What should be clear from my description is that ‘Cover Her Face’ is an entirely doctrinaire murder mystery. No Agatha Christie novel could have been truer to the form; in fact, but for a more permissive attitude toward sexual intercourse, ‘Cover Her Face’ might easily have been written by Christie herself.

And I hope it is obvious from my preamble that I do not mean ‘doctrinaire’ as an insult. On the contrary, the reason that I am arguing for the perfection of the murder mystery as a form is because of how satisfying a totally doctrinaire murder novel can be.

It’s a little counter-intuitive, that something so formulaic could be so enjoyable to read, but it is not uncommon when you think about it. Many forms are like this: romantic comedies, horror movies, police procedurals. The predictability of these forms is part of what makes them enjoyable. As a consumer, you inhabit a familiar world, where the signals are transparent to you. That comfort frees your attention to focus on the details. It makes the experience of these genres psychically cozy: familiar and yet new at the same time.

P.D. James

Murder mysteries have a very well-developed set of norms and signals. We know that the murderer is never (never!) a wandering vagrant – it will always be a known entity, a member of the household (or one of their guests). Despite the fact that the murder will occur in a genteel setting, among church-going villagers or landed gentry, motives will abound, and there will be a surprisingly large number of plausible murderers. There will be some situational complexities that make reconstructing the actual crime difficult: the crime will have intersected with other, more minor sins. Multiple suspects will lie (in fact, most of them will be lying about something or other). Our detective, patient and opaque, will carefully unwrap it all, and will reveal the full complexity of the situation in a denouement which will somehow involve the entire cast of characters, who will be assembled in the drawing room.

As is probably clear, I’m fond of this genre, and, in my fondness, I object to the characterizing of these books as “guilty pleasures” or beach reading or whatever. Just because something is sold in airport bookstores doesn’t make it bad, and I see real literary achievement in the murder mystery. The fact that ‘Cover Her Face’ is so conventional and yet so good speaks to the strength of the genre.

And, yes, there is a murder aspect to its success: murder is fun to read about.

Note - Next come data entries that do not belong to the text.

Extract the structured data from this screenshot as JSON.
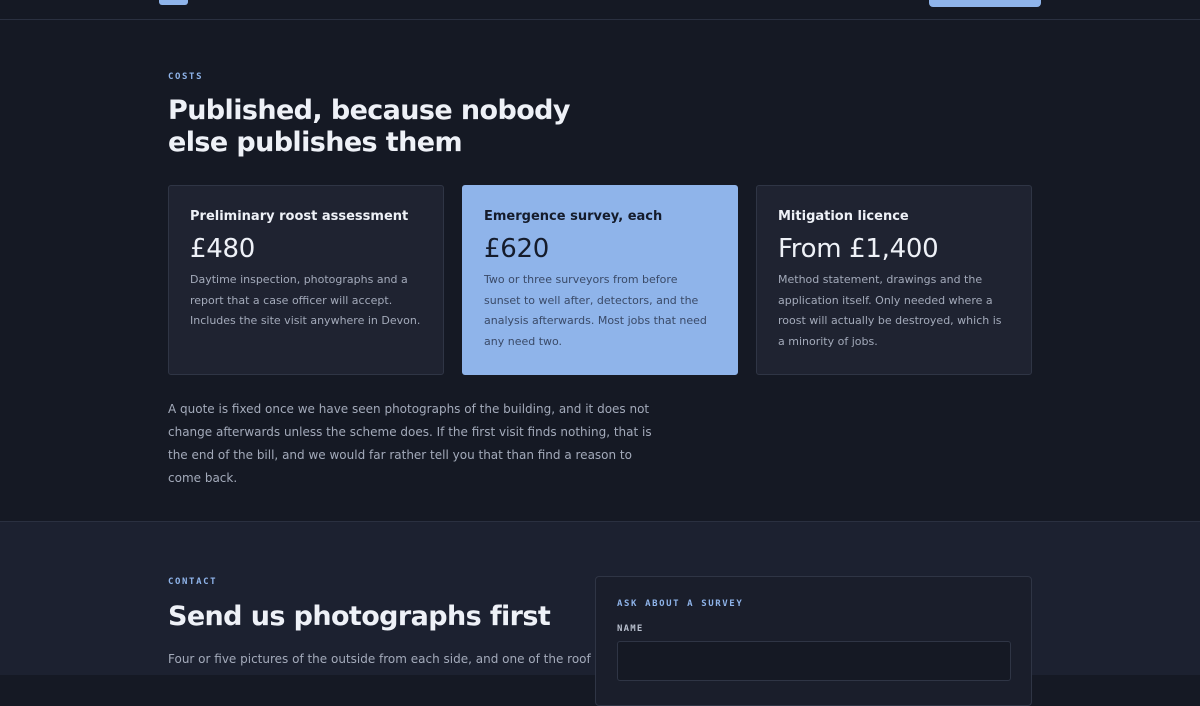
{
  "costs": {
    "eyebrow": "COSTS",
    "heading": "Published, because nobody else publishes them",
    "cards": [
      {
        "title": "Preliminary roost assessment",
        "price": "£480",
        "description": "Daytime inspection, photographs and a report that a case officer will accept. Includes the site visit anywhere in Devon."
      },
      {
        "title": "Emergence survey, each",
        "price": "£620",
        "description": "Two or three surveyors from before sunset to well after, detectors, and the analysis afterwards. Most jobs that need any need two."
      },
      {
        "title": "Mitigation licence",
        "price": "From £1,400",
        "description": "Method statement, drawings and the application itself. Only needed where a roost will actually be destroyed, which is a minority of jobs."
      }
    ],
    "note": "A quote is fixed once we have seen photographs of the building, and it does not change afterwards unless the scheme does. If the first visit finds nothing, that is the end of the bill, and we would far rather tell you that than find a reason to come back."
  },
  "contact": {
    "eyebrow": "CONTACT",
    "heading": "Send us photographs first",
    "lead": "Four or five pictures of the outside from each side, and one of the roof",
    "form": {
      "eyebrow": "ASK ABOUT A SURVEY",
      "name_label": "NAME",
      "name_value": ""
    }
  },
  "colors": {
    "background": "#151924",
    "accent": "#8fb4ea",
    "card": "#1f2331",
    "contact_background": "#1c2130"
  }
}
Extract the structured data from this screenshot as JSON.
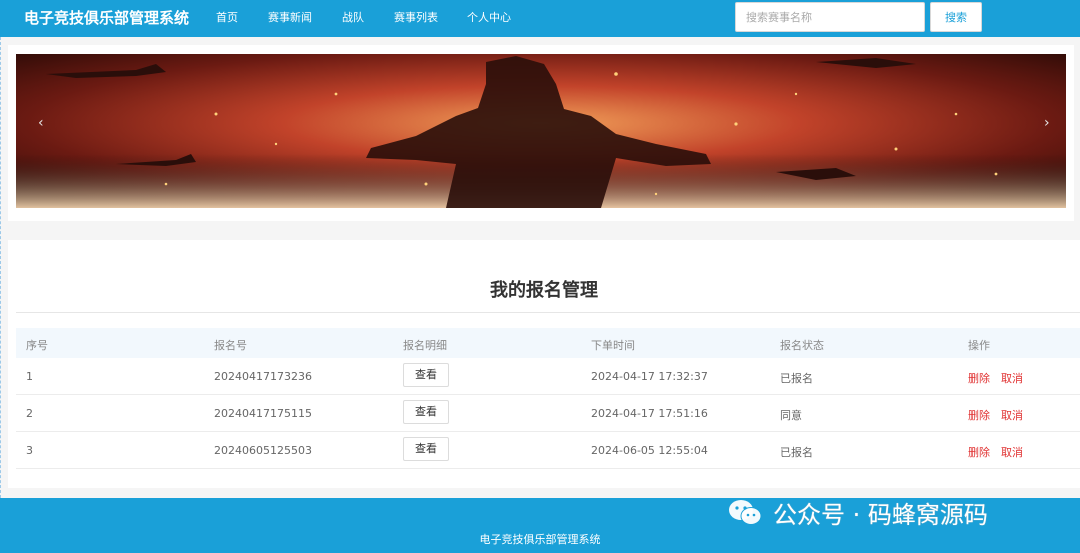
{
  "app": {
    "title": "电子竞技俱乐部管理系统"
  },
  "nav": {
    "items": [
      {
        "label": "首页"
      },
      {
        "label": "赛事新闻"
      },
      {
        "label": "战队"
      },
      {
        "label": "赛事列表"
      },
      {
        "label": "个人中心"
      }
    ]
  },
  "search": {
    "placeholder": "搜索赛事名称",
    "value": "",
    "button_label": "搜索"
  },
  "carousel": {
    "prev_glyph": "‹",
    "next_glyph": "›",
    "icons": [
      "chevron-left-icon",
      "chevron-right-icon"
    ]
  },
  "main": {
    "heading": "我的报名管理",
    "table": {
      "columns": [
        "序号",
        "报名号",
        "报名明细",
        "下单时间",
        "报名状态",
        "操作"
      ],
      "rows": [
        {
          "index": "1",
          "number": "20240417173236",
          "detail_button": "查看",
          "time": "2024-04-17 17:32:37",
          "status": "已报名",
          "delete": "删除",
          "cancel": "取消"
        },
        {
          "index": "2",
          "number": "20240417175115",
          "detail_button": "查看",
          "time": "2024-04-17 17:51:16",
          "status": "同意",
          "delete": "删除",
          "cancel": "取消"
        },
        {
          "index": "3",
          "number": "20240605125503",
          "detail_button": "查看",
          "time": "2024-06-05 12:55:04",
          "status": "已报名",
          "delete": "删除",
          "cancel": "取消"
        }
      ]
    }
  },
  "footer": {
    "text": "电子竞技俱乐部管理系统"
  },
  "watermark": {
    "text": "公众号 · 码蜂窝源码",
    "icon": "wechat-icon"
  },
  "colors": {
    "primary": "#1aa0d8",
    "danger": "#e03131",
    "header_row": "#f2f8fd"
  }
}
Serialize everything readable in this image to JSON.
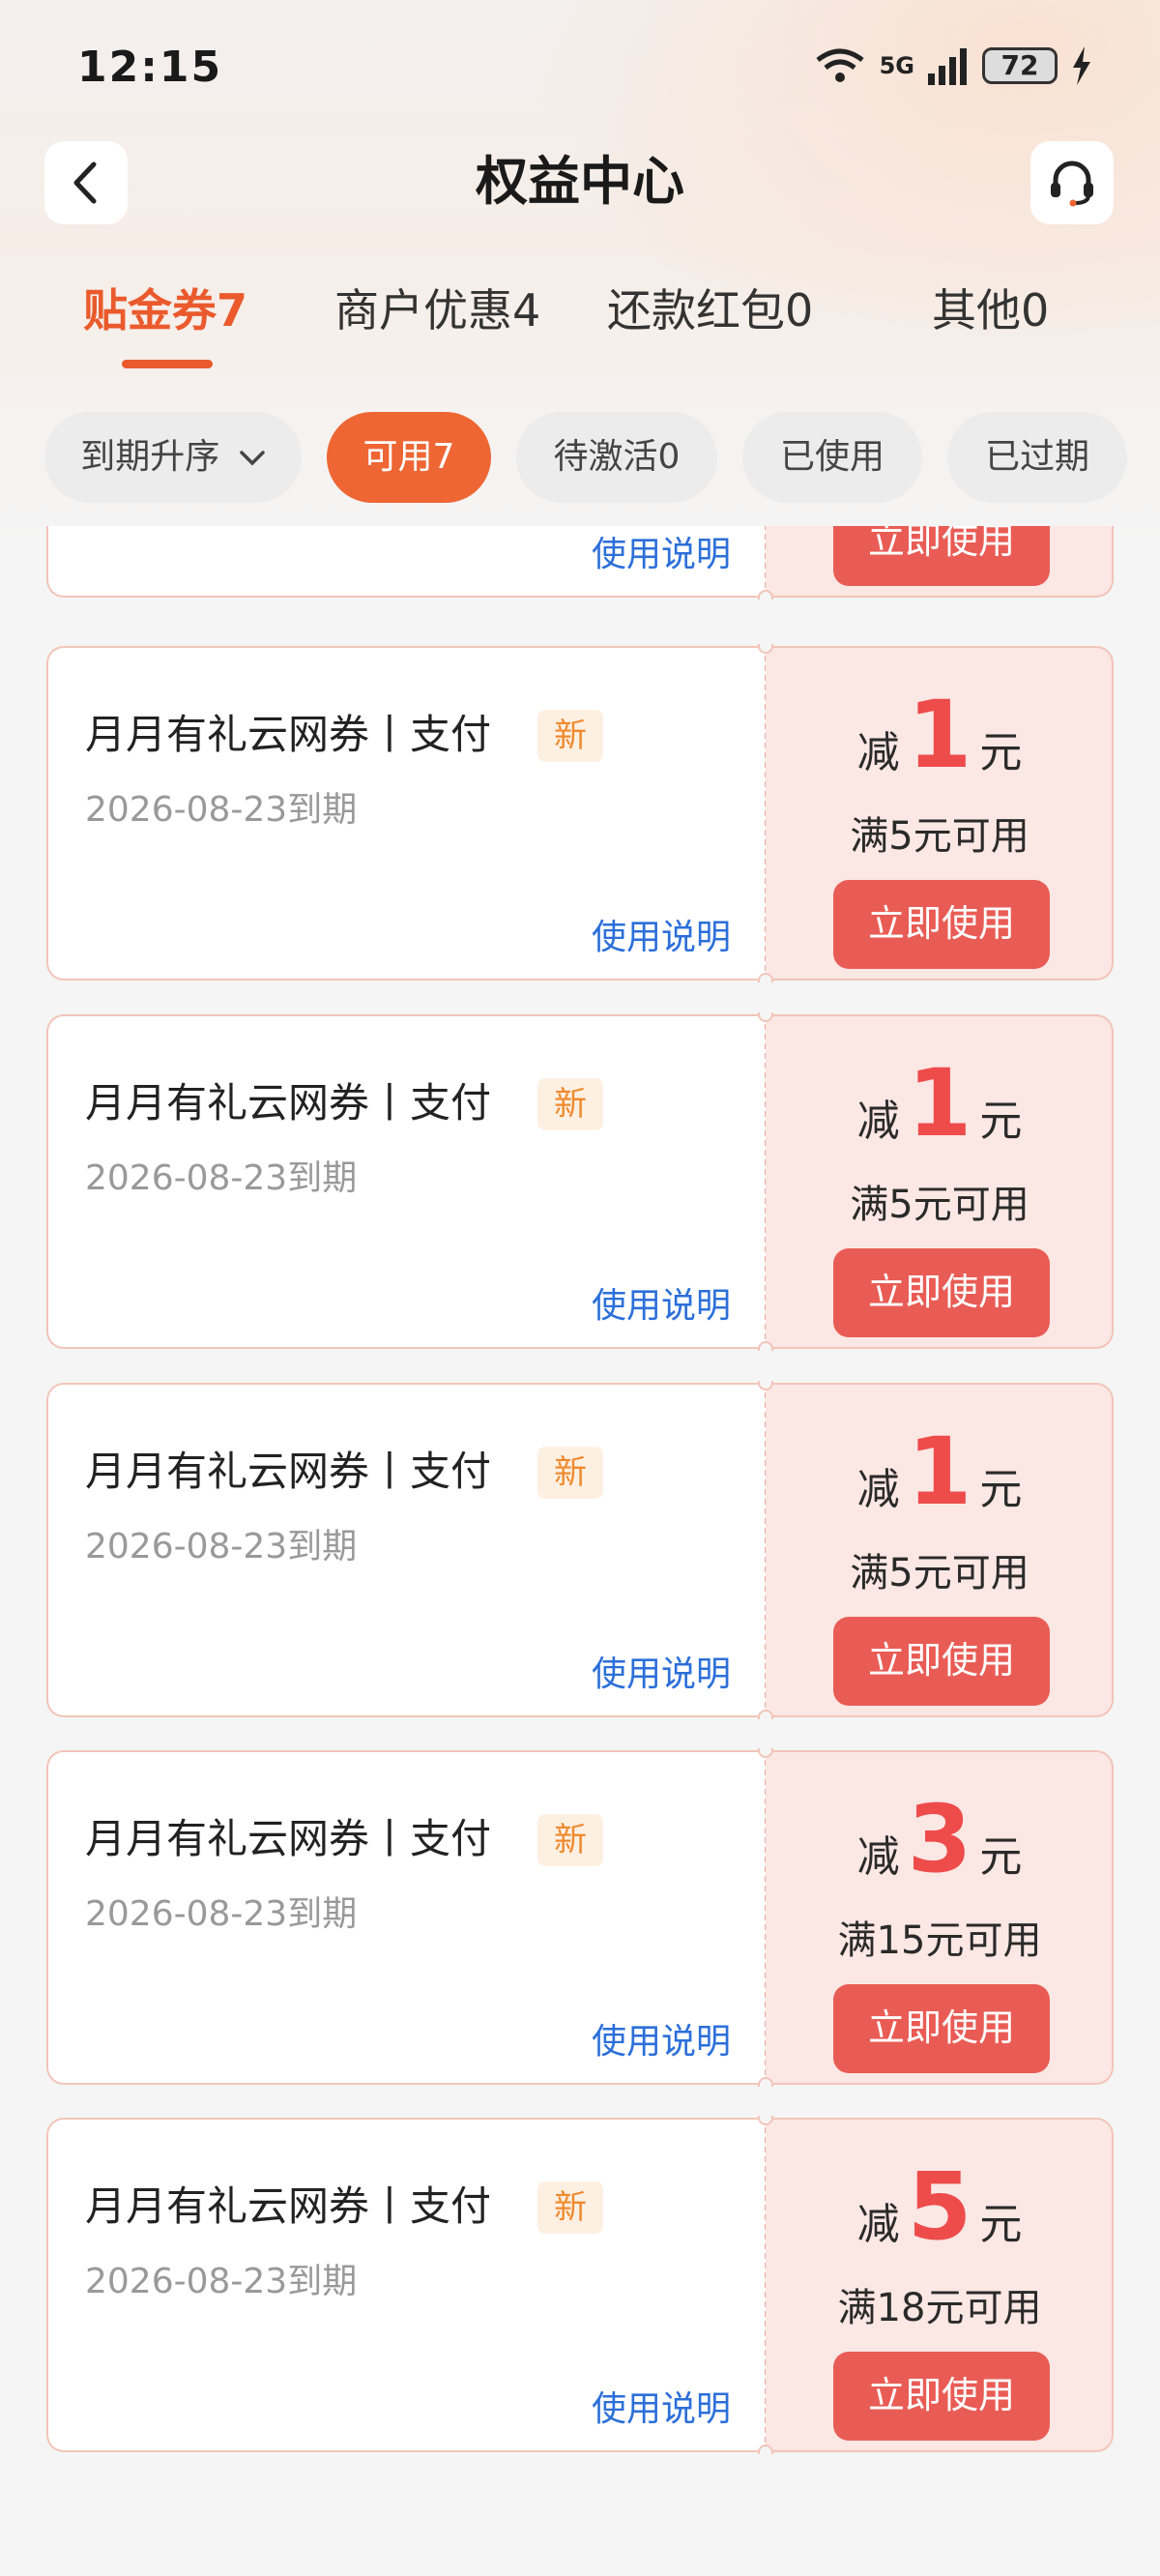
{
  "status_bar": {
    "time": "12:15",
    "battery": "72",
    "network": "5G"
  },
  "header": {
    "title": "权益中心"
  },
  "tabs": [
    {
      "label": "贴金券7",
      "active": true
    },
    {
      "label": "商户优惠4",
      "active": false
    },
    {
      "label": "还款红包0",
      "active": false
    },
    {
      "label": "其他0",
      "active": false
    }
  ],
  "filters": {
    "sort_label": "到期升序",
    "chips": [
      {
        "label": "可用7",
        "active": true
      },
      {
        "label": "待激活0",
        "active": false
      },
      {
        "label": "已使用",
        "active": false
      },
      {
        "label": "已过期",
        "active": false
      }
    ]
  },
  "coupon_labels": {
    "instructions": "使用说明",
    "use_now": "立即使用",
    "badge_new": "新",
    "amount_prefix": "减",
    "amount_unit": "元"
  },
  "coupons": [
    {
      "title": "",
      "date": "",
      "amount": "",
      "min_spend": "",
      "new": false
    },
    {
      "title": "月月有礼云网券丨支付",
      "date": "2026-08-23到期",
      "amount": "1",
      "min_spend": "满5元可用",
      "new": true
    },
    {
      "title": "月月有礼云网券丨支付",
      "date": "2026-08-23到期",
      "amount": "1",
      "min_spend": "满5元可用",
      "new": true
    },
    {
      "title": "月月有礼云网券丨支付",
      "date": "2026-08-23到期",
      "amount": "1",
      "min_spend": "满5元可用",
      "new": true
    },
    {
      "title": "月月有礼云网券丨支付",
      "date": "2026-08-23到期",
      "amount": "3",
      "min_spend": "满15元可用",
      "new": true
    },
    {
      "title": "月月有礼云网券丨支付",
      "date": "2026-08-23到期",
      "amount": "5",
      "min_spend": "满18元可用",
      "new": true
    }
  ],
  "colors": {
    "accent": "#ea5a2c",
    "button": "#e95c55",
    "link": "#2c6fd9",
    "amount": "#ee4b4b"
  }
}
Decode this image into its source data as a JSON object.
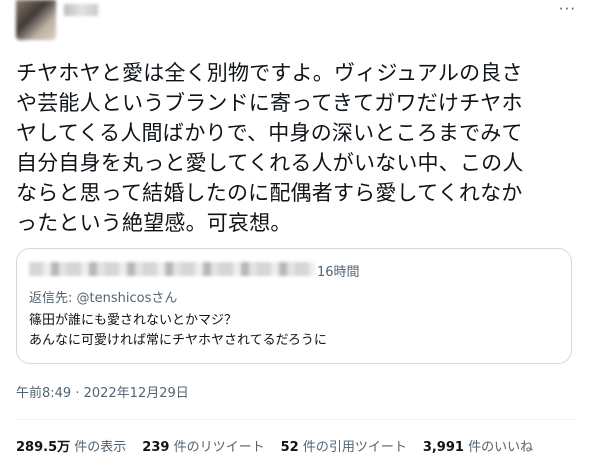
{
  "tweet": {
    "more_label": "···",
    "text": "チヤホヤと愛は全く別物ですよ。ヴィジュアルの良さ\nや芸能人というブランドに寄ってきてガワだけチヤホ\nヤしてくる人間ばかりで、中身の深いところまでみて\n自分自身を丸っと愛してくれる人がいない中、この人\nならと思って結婚したのに配偶者すら愛してくれなか\nったという絶望感。可哀想。",
    "timestamp": "午前8:49 · 2022年12月29日"
  },
  "quote": {
    "time": "16時間",
    "reply_prefix": "返信先: ",
    "reply_handle": "@tenshicosさん",
    "line1": "篠田が誰にも愛されないとかマジ？",
    "line2": "あんなに可愛ければ常にチヤホヤされてるだろうに"
  },
  "stats": {
    "views_count": "289.5万",
    "views_label": "件の表示",
    "retweets_count": "239",
    "retweets_label": "件のリツイート",
    "quotes_count": "52",
    "quotes_label": "件の引用ツイート",
    "likes_count": "3,991",
    "likes_label": "件のいいね"
  }
}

But I believe that there is more to the popularity of the murder mystery than audience ghoulishness. I think that this is a perfectly balanced form: that it provides novelty and familiarity in perfect proportion. Any more predictable, and they would be boring; any less, and they wouldn’t be reliable. The murder mystery walks the fine line between these two outcomes, and it has been walking it successfully for generations.

This form, these norms, are extraordinarily robust. They have been replicated again and again by different people, in different times, in many different countries. They have spawned and informed other genres. In Darwinian terms, the British murder mystery must be considered one of the most successful forms in human literary history, and I suspect that I will be reading them with pleasure until I die.